So what's the latest then?
Well @useGolfFacts, which has just shy of 20,000 followers on Twitter, today responded to European Tour pro Eddie Pepperell's tweet from that week at Torrey Pines exactly nine months ago.
Yes, nine months ago.
Many episodes… No. “The Sand” incident- An expert forensic videographer broke that down... Altered footage from a copy of LIVE broadcast…from his actual shot to the shot shown in replays- basically DIGITALLY ALTERED to publicly smear and cause damages to PREED. pic.twitter.com/pvNuVVehAr— GolfFACTS (@useGolfFACTS) October 27, 2021
"Of course it can be true that in the case of Patrick Reed he *may* have cheated, but that doesn’t mean he always cheats," tweeted Pepperell on January 31.
"I’ve played with Patrick and was astonished at how skilful a golfer he was.
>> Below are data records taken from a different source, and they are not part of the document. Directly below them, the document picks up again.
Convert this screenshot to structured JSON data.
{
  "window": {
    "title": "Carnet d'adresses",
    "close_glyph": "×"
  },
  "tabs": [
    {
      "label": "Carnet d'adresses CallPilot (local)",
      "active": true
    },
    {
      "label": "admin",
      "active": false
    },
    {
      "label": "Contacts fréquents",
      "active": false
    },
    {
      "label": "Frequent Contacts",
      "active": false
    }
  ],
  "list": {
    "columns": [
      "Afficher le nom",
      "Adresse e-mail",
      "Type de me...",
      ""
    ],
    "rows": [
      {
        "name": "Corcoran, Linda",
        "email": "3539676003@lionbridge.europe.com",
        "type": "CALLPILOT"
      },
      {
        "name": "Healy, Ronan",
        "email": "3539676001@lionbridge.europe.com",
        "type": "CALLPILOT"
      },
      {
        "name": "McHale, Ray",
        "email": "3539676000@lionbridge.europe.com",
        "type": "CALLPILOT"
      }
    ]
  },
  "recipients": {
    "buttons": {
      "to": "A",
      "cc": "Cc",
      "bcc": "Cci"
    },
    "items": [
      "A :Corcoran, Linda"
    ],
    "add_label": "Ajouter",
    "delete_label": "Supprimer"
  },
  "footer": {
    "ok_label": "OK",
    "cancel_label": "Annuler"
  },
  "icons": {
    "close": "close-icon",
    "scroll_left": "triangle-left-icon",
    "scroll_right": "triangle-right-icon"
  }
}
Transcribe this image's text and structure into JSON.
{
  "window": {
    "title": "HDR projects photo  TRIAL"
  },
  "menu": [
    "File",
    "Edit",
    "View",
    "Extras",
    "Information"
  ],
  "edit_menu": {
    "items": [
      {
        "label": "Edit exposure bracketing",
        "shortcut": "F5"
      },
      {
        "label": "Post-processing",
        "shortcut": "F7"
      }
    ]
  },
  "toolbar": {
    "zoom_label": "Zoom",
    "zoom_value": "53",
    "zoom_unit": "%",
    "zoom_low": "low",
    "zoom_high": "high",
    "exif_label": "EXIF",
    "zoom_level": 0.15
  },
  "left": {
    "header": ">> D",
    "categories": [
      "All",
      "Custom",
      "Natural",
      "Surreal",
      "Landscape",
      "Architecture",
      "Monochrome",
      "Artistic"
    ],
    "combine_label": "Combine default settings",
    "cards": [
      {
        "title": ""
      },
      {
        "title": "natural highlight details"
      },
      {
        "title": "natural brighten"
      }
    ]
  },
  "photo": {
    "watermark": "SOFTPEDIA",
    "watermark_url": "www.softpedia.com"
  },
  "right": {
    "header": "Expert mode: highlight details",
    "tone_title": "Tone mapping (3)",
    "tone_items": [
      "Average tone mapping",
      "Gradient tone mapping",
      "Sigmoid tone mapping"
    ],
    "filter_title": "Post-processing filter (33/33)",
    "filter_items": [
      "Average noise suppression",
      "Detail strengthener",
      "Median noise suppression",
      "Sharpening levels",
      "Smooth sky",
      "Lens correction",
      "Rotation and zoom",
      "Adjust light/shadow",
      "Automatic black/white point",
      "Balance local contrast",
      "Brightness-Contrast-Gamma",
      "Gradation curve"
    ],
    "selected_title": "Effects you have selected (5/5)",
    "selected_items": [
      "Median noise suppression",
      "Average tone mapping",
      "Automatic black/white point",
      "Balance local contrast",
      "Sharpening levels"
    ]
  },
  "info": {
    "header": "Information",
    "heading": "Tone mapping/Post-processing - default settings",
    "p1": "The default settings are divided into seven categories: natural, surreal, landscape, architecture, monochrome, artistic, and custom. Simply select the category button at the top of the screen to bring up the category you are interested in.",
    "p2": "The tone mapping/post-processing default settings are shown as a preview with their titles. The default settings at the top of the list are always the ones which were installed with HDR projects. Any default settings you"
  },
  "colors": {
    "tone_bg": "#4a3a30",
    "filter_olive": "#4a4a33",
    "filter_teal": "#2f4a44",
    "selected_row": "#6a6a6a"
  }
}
This is why it’s so sad that there are so many episodes like this with him..."
The reply from @useGolfFacts today did not choose to discuss what happened at Torrey Pines, but instead speak about Reed's shot from the sand during the third round of the 2019 Hero World Challenge in the Bahamas from December 2019.
"Many episodes… No," tweeted @useGolfFacts.
"'The Sand' incident - An expert forensic videographer broke that down... Altered footage from a copy of LIVE broadcast…from his actual shot to the shot shown in replays - basically DIGITALLY ALTERED to publicly smear and cause damages to PREED."
Click on the above images to see a full description of what the forensic videographer looked into.
Pepperell then replied: "Wasn't expecting this today."
Wow. Justine doubling down with accusations of digitally altered footage! https://t.co/Up36Y7dtBL— Sam Harrop (@sam_golf) October 27, 2021
One golf fan wrote: "This is a stretch", to which @useGolfFacts responded: "I wish It was. But it’s not a stretch by any means. Over 180 hours went into this. It’s very clear."
As you can imagine, it's now all kicking off on social media with golf fans from all over the world getting involved and having their say.
What is more impressive is she still thinks that no one knows it's her from this account.— Doug (@dfreshmode) October 27, 2021
That’s not photoshop hahaha that’s a picture of their replayed broadcast. Thank you for proving the point.— GolfFACTS (@useGolfFACTS) October 27, 2021
Aha. Who hired this “forensic videographer”? Who is he/she? Why would the network re-air footage that didn’t come directly from its proprietary footage? Why wouldn’t the PGA make a stmt? Why wasn’t a complaint filed by PReed. Because it’s BS Justine. That’s why.— Bryson Enshambelles (@secretpourpro) October 27, 2021
So yes, a quite astonishing claim from the @useGolfFacts account in that the pictures from the broadcast were "digitally altered to publicly swear and cause damages" to Reed, and that "over 180 hours" went into it all.
Reed was strongly accused by golf fans, and golf analysts at large, of deliberately improving his lie, not once but twice.
The American was docked two strokes for his actions in the sand for violating Rule 8.1a (4), which states that a player is not allowed to “remove or press down on sand or loose soil” in order to improve the conditions affecting the stroke.
The eventual two-shot penalty, which was assessed after his round, turned Reed's 72 into a 74, and it would ultimately prove costly as he finished third and two shots behind eventual winner Henrik Stenson.
Team Reed has certainly hit back strongly here and it will be very interesting to see what happens.
There is certainly plenty that needs to be answered here, especially from the PGA Tour and its broadcasters as to whether this is indeed true.
No doubt there will be more on this over the coming days.